A Story

In Memory of Honey Girl 

Bob and Cindy Turino Present:

Making of a Therapy Dog

Honey had a rough start to life, she was found in a dumpster with her eyes still closed. A neighbor rescued her and bottle-fed her until she was reafor a new home. Now she’s a vivacious little dog who likes to beat up on the Jack Russells and Tom the Corgi.

Follow her step-by-step as she prepares to become a Comfort Caring Canine Therapy Dog.

GOOD DOG

A great way to start training your potential therapy dog is to expose your dog to all kinds of experiences as early as possible. At age 15 weeks she goes to our nephew’s birthday party. She gets passed around to everyone, both kids and adults. She loves it.

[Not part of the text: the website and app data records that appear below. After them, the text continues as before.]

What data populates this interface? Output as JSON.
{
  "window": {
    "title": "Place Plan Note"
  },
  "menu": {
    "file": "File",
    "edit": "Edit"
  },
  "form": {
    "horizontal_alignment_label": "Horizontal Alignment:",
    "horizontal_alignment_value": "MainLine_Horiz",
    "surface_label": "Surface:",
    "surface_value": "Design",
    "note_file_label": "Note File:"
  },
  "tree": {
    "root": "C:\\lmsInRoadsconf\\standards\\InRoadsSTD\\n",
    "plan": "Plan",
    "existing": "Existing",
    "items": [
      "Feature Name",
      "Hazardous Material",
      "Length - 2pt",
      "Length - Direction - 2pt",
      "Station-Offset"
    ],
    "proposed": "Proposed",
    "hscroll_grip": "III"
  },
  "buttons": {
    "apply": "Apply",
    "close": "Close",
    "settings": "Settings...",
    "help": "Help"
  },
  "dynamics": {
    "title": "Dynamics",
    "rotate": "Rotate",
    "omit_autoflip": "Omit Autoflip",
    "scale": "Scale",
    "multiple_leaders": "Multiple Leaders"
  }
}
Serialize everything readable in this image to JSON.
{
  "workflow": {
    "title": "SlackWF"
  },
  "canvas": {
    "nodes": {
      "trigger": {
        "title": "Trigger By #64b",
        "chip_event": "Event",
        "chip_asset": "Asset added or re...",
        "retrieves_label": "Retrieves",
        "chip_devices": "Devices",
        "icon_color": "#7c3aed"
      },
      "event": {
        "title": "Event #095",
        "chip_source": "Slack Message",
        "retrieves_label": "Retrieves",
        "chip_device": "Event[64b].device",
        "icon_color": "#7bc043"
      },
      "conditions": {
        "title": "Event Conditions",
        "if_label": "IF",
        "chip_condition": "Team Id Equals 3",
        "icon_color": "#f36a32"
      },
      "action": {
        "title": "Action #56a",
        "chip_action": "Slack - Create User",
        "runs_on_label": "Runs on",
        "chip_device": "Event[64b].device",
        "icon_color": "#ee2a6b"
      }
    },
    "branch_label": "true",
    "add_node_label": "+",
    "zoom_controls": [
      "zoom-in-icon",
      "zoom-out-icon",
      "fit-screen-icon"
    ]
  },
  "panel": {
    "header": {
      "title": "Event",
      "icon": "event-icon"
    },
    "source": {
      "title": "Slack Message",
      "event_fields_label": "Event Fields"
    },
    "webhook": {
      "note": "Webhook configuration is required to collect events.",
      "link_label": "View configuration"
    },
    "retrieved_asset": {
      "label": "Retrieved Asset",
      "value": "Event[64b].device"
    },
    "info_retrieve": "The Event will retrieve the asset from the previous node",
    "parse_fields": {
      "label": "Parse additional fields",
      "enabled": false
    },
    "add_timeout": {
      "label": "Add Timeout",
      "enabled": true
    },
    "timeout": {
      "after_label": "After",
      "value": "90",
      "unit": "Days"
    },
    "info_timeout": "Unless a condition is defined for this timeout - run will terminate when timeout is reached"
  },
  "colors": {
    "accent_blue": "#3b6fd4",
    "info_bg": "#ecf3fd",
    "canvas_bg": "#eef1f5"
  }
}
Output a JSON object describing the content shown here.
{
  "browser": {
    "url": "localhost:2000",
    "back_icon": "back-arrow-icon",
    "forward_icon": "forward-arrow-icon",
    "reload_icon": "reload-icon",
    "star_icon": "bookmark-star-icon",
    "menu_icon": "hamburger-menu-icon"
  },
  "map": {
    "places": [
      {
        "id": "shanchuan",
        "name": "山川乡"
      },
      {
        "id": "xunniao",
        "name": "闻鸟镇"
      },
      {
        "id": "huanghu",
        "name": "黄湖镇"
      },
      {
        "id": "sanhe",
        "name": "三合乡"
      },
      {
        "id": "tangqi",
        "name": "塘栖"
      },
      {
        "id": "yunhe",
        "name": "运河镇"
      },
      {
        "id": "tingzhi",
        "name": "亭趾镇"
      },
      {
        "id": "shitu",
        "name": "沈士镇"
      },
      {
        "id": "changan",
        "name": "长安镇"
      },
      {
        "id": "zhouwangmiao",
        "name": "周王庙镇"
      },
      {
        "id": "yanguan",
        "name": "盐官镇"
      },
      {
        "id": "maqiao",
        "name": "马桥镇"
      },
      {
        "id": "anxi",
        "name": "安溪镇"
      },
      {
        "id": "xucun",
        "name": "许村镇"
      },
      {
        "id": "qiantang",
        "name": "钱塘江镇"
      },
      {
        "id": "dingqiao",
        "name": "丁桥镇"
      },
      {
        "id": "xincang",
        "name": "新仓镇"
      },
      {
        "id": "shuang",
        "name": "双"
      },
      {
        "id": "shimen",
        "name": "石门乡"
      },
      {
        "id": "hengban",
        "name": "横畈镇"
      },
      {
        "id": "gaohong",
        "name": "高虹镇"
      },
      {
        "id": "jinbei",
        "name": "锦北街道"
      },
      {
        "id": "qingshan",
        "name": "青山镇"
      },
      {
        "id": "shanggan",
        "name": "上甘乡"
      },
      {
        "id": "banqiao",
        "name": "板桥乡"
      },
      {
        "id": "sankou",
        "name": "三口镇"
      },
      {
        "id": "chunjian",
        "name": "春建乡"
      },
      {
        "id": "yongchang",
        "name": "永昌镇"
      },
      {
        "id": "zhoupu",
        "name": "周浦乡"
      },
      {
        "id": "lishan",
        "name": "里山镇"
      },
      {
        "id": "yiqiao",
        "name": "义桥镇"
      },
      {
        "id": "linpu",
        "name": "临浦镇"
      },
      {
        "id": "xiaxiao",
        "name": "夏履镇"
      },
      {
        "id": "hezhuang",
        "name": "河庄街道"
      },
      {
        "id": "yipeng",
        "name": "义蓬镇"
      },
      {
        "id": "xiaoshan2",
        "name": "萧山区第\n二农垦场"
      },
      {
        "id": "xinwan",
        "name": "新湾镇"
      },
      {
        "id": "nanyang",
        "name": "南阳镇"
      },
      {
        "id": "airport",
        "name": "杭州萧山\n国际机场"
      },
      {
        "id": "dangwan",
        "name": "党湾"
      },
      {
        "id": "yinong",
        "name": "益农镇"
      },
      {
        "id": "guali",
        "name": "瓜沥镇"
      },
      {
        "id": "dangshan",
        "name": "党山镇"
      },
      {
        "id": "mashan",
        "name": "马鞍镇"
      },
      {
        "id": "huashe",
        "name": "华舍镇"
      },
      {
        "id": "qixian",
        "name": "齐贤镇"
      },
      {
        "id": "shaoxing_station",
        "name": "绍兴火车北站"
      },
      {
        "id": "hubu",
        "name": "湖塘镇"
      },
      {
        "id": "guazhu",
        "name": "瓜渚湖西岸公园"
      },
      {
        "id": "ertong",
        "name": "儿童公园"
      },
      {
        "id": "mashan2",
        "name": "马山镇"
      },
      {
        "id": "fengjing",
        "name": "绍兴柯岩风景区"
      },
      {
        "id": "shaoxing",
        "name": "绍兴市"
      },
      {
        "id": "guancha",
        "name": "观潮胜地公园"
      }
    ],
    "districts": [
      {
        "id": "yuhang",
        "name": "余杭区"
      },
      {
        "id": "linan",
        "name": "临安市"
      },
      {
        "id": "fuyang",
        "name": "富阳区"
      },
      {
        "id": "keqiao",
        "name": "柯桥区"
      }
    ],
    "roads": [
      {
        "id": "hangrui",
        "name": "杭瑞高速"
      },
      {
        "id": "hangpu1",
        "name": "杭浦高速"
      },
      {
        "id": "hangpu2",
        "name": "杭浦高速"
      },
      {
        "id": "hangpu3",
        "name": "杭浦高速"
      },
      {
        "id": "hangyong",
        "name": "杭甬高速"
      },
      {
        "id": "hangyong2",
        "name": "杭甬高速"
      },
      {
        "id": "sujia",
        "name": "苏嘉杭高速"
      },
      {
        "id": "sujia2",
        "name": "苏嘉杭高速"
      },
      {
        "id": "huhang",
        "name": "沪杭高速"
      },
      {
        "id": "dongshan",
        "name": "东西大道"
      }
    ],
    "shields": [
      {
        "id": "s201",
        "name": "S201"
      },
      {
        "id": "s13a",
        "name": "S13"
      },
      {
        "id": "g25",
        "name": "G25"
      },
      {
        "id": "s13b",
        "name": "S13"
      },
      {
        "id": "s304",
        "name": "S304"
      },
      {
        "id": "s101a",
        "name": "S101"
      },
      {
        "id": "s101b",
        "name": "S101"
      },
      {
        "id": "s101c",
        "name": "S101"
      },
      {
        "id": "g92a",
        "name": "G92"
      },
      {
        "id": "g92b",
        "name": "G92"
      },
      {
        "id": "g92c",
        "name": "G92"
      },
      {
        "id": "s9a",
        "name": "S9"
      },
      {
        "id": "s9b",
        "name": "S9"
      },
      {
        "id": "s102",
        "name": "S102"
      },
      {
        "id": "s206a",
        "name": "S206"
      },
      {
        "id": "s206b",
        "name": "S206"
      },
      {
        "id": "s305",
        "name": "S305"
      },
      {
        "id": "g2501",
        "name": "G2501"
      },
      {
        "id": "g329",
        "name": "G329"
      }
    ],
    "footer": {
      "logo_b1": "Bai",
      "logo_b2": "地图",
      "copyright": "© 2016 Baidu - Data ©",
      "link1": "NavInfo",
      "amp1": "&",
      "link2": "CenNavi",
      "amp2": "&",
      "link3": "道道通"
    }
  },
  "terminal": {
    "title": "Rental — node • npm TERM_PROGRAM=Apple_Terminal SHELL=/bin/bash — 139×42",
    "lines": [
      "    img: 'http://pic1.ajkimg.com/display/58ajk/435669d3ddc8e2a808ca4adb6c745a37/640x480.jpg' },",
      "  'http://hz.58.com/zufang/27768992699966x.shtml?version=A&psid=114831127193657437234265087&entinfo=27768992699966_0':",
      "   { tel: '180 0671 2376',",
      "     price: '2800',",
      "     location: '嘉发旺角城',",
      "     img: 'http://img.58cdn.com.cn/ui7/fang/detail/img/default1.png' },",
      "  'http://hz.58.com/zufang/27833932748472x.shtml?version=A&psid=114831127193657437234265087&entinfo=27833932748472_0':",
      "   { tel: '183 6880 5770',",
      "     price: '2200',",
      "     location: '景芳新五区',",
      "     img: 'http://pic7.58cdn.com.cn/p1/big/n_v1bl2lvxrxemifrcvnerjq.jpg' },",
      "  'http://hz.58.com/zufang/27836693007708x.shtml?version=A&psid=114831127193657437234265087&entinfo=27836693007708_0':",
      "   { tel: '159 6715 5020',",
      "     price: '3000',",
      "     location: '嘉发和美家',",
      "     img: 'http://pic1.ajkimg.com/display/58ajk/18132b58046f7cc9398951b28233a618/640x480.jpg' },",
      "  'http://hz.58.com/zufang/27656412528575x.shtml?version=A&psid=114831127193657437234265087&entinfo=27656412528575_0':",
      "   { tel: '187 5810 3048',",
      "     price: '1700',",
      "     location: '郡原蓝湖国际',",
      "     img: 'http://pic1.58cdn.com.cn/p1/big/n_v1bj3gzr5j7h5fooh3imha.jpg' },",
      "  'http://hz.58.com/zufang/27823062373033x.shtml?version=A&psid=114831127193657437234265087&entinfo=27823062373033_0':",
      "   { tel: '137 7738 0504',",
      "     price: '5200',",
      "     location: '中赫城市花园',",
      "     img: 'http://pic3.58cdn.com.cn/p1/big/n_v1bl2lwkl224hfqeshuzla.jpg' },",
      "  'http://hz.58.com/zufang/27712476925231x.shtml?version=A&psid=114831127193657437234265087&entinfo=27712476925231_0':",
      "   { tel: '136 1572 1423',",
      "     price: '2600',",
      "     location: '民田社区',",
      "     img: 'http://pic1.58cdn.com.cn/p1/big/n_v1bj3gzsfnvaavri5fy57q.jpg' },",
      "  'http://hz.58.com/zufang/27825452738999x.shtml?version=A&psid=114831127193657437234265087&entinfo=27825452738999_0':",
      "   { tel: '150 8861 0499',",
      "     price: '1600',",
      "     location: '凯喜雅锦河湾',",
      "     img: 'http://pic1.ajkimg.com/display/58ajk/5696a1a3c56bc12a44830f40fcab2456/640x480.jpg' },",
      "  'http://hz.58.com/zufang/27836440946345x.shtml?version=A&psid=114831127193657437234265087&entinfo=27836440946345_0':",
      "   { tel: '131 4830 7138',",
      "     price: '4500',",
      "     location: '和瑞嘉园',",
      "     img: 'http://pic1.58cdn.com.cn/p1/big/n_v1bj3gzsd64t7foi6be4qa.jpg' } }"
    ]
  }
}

At 5 1/2 months, Honey is still sweet. She seems to know when she can play rough and when it’s time to settle down. She knows she can play rough with Maggie, but not Scooge or Marty, and that Tom doesn’t play at all.

At 6 months Honey goes to the beach. She walks for almost 4 miles on the boardwalk. She wanted to meet everyone she saw. She did meet several people, kids and adults, who gave her hugs and kisses. She’s very charismatic.

Honey is going to attend obedience classes this summer. This is a prerequisite to becoming a therapy dog. Her “sister” Maggie Pickens will be coming along too. We hope to test Honey this fall.

Honey has passed basic obedience. During her classes she was very distracted by all the smells and noises around her. I guess when you’re that small, you need to keep aware of what’s going on around you. However, she did approach even the larger dogs with a wagging tail. She’s very friendly with both man and beast.

Honey was evaluated September 29, 2001. She passed temperament but failed obedience. She just couldn’t sit and stay that long. We practiced at home but there were too many distractions at the test. But not to worry. Honey will be attending pre-novice classes and practicing more at home. Then Honey will be re-evaluated at the next evaluation for obedience only.

It takes practice and hard work for both dog and handler but it is worth it.

Honey is a therapy dog! She passed the obedience test December 9th. We are so proud of her. Christmas Eve she went on her first visit to Cathedral Village. She was a big hit. She danced around like a little ballerina in the Nutcracker. She made a lot of people happy that day and that’s what being a therapy dog is all about.

IN THE DOGHOUSE

We’re convinced that Honey thinks she’s a Jack Russell. She plays ball, digs holes in the garden, and chases squirrels and cats. We’re not sure what she would do it she ever caught one.

Our back yard looks a mess. Honey drags around bamboo all over the yard. She pulls debris out of the compost pile. And one by one she takes pine bark from our shade garden and places it on our walkway. Why? We guess she’s being creative.

Honey may occasionally end up “in the doghouse” but that just goes to show you that therapy dogs aren’t perfect, but they are great, fun-loving, and sometimes a little mischievous.

Since last week Honeygirl is waiting at the Rainbow Bridge for Bob and Cindy